John Waller, Ph.D.
|Address:|| 307 Berkey Hall
|Phone:|| (517) 353-3898
John Waller, Assistant Professor, History of Medicine (LBC/HST) Dr. Waller received his B.A. in Modern History and his M.Sc. in Human Biology from the University of Oxford, his M.Sc. in History of Science and Medicine from Imperial College, London, and his Ph.D. in the History and Philosophy of Science from University College, London (in 2001). Following his graduate work, he served as a Postdoctoral Fellow at Harvard and as a Research Fellow and Part-time Lecturer at University College, London, and then became a Lecturer in History of Medicine and Biology at the University of Melbourne (Australia).
Dr. Waller's research has largely focused on nineteenth-century medical science and society. He has published four books (with Oxford University Press and Cambridge: Icon Books), is working on a fifth, and has also published seven peer-reviewed articles, and a number of conference articles, reviews, and book chapters. His latest research project is a study of the "dancing mania" that arose in several different locations in sixteenth-century Europe. Dr. Waller will teach courses in the Lyman Briggs College of Science and the Department of History on the history of medicine, psychiatry, and evolutionary biology.
2010 -Teacher-Scholar Award, Michigan State University
2006 -Dean's Teaching Commendation, Melbourne University
2005 -Dean's Teaching Commendation, Melbourne University
2001 -Wellcome Postdoctoral Fellowship (two-year award)
National Science Foundation, (Waller), Psychometrics and Self-Fulfilling Prophecies: Reconstructing Debates about Intelligence and Educational Opportunity in Post-WWII United States [2014 -2015] $14,974
Australian Research Council, (PI: Name, Co-PI: John Waller), N/A [2007 -2009] $250,000
2009 'Dancing Plagues and Mass Hysteria,' The Psychologist 22 (July 2009).
2009 'The Forgotten Plague,' The Lancet (March, 2009).

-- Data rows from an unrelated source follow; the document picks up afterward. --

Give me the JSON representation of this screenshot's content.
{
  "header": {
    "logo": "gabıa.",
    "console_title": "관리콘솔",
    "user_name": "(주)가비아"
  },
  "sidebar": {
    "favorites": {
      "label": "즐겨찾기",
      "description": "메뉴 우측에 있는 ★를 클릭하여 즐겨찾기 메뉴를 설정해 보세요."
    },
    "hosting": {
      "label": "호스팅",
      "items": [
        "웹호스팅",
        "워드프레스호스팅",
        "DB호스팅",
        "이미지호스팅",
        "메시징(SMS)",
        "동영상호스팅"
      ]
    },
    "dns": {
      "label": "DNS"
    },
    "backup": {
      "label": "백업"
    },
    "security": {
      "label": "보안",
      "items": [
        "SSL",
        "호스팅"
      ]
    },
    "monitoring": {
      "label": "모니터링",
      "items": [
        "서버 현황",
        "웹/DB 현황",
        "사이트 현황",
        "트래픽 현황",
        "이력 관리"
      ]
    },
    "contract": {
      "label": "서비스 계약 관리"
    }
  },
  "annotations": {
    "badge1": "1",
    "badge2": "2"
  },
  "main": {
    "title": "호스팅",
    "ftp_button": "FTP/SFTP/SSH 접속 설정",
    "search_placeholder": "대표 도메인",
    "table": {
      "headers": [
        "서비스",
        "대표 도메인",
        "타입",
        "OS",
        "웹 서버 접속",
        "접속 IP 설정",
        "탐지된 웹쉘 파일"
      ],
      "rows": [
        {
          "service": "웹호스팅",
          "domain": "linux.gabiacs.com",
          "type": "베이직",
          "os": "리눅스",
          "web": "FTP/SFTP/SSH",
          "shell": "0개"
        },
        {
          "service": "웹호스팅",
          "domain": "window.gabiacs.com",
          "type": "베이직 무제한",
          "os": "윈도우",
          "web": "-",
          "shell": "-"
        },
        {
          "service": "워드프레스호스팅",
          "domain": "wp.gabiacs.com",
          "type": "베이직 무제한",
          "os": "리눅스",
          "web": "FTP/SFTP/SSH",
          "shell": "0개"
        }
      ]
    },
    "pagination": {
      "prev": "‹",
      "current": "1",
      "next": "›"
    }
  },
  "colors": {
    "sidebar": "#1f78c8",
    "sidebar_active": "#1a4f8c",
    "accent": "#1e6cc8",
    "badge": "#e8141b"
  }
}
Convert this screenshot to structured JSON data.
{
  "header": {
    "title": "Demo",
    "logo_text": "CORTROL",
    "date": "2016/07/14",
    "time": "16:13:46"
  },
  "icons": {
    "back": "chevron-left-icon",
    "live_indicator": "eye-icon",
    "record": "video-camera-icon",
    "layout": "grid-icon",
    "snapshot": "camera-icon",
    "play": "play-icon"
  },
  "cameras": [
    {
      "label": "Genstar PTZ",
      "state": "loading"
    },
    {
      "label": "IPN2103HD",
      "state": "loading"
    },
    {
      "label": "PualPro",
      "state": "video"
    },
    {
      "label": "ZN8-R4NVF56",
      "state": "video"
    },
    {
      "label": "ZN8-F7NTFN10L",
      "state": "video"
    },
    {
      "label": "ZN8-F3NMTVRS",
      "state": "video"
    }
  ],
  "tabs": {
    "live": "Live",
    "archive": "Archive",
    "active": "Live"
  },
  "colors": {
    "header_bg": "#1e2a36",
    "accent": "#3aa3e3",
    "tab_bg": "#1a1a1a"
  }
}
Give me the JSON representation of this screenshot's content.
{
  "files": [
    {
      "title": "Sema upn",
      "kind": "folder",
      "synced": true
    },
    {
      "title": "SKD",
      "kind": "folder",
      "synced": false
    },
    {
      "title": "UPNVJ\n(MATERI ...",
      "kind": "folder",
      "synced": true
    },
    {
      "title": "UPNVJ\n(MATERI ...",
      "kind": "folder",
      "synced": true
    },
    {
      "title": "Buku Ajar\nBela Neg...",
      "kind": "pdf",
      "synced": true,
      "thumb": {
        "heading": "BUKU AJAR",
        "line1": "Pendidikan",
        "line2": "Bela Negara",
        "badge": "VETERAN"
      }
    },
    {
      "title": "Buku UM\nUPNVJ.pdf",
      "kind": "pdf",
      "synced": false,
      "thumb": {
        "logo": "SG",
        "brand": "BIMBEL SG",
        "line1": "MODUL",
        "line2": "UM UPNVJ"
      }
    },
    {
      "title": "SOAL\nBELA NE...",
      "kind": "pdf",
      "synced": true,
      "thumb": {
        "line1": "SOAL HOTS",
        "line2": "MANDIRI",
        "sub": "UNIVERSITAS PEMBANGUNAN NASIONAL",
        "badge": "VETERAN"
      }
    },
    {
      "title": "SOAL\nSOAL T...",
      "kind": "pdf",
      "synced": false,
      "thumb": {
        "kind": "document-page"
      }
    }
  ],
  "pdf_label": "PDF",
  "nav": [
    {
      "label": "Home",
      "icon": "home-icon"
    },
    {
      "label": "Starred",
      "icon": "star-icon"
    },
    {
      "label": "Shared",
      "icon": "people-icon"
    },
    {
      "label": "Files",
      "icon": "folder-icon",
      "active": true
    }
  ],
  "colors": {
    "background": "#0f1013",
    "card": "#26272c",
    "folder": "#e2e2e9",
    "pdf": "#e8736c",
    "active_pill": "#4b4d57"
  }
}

2008 'In a Spin: Explaining the Dancing Plague of 1518,' Endeavour (September 2008): 1-6.
2006 ‘A Real Oliver Twist?’ Camden Historical Review, 2006.
2005 'Evolution’s Inside Man,' New Scientist, 22 August 2005.
2005 'Interesting Times: The Melbourne Medical School in its Early Years,' Chiron 5.3 (June 2005): 56-58, with Ann Brothers.
2005 'Medical Discourses,' in Stefan Berger (ed.), A Companion to Nineteenth-Century Europe, 1789-1914 (Oxford: Blackwell Companions to European History, 2005).